Recorded information =
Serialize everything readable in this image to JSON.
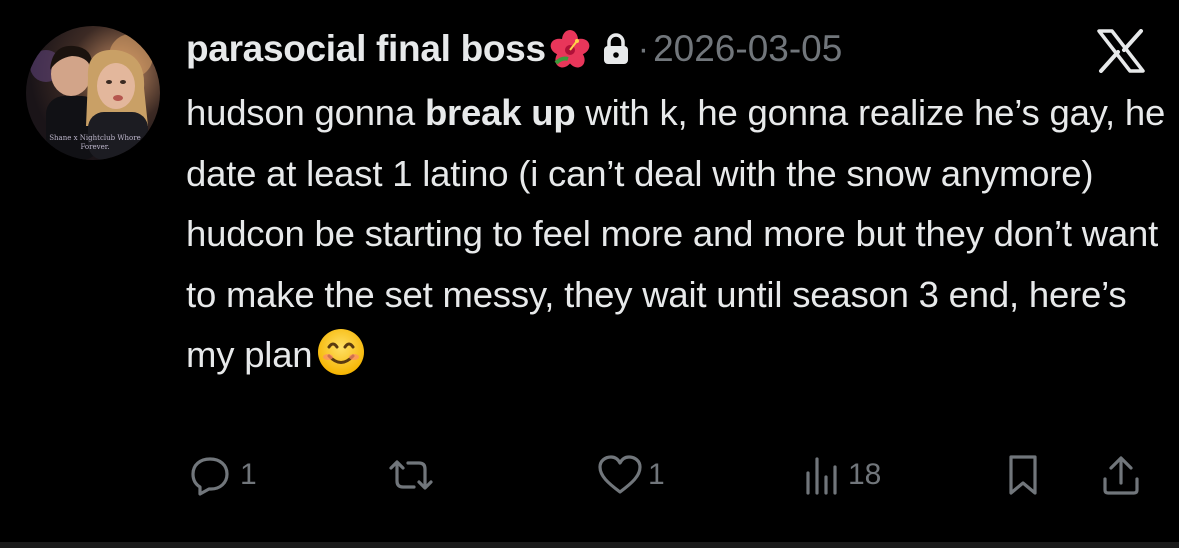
{
  "tweet": {
    "display_name": "parasocial final boss",
    "name_emoji": "hibiscus-emoji",
    "protected_icon": "lock-icon",
    "separator": "·",
    "date": "2026-03-05",
    "platform_icon": "x-logo-icon",
    "avatar_caption_line1": "Shane x Nightclub Whore",
    "avatar_caption_line2": "Forever.",
    "text_part1": "hudson gonna ",
    "text_bold": "break up",
    "text_part2": " with k, he gonna realize he’s gay, he date at least 1 latino (i can’t deal with the snow anymore) hudcon be starting to feel more and more but they don’t want to make the set messy, they wait until season 3 end, here’s my plan",
    "text_emoji": "smiling-face-emoji"
  },
  "actions": {
    "reply_icon": "reply-icon",
    "reply_count": "1",
    "retweet_icon": "retweet-icon",
    "like_icon": "heart-icon",
    "like_count": "1",
    "views_icon": "views-icon",
    "views_count": "18",
    "bookmark_icon": "bookmark-icon",
    "share_icon": "share-icon"
  },
  "colors": {
    "background": "#000000",
    "primary_text": "#e7e9ea",
    "secondary_text": "#71767b"
  }
}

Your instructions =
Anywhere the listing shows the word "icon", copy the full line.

Result =
    "protected_icon": "lock-icon",
    "platform_icon": "x-logo-icon",
    "reply_icon": "reply-icon",
    "retweet_icon": "retweet-icon",
    "like_icon": "heart-icon",
    "views_icon": "views-icon",
    "bookmark_icon": "bookmark-icon",
    "share_icon": "share-icon"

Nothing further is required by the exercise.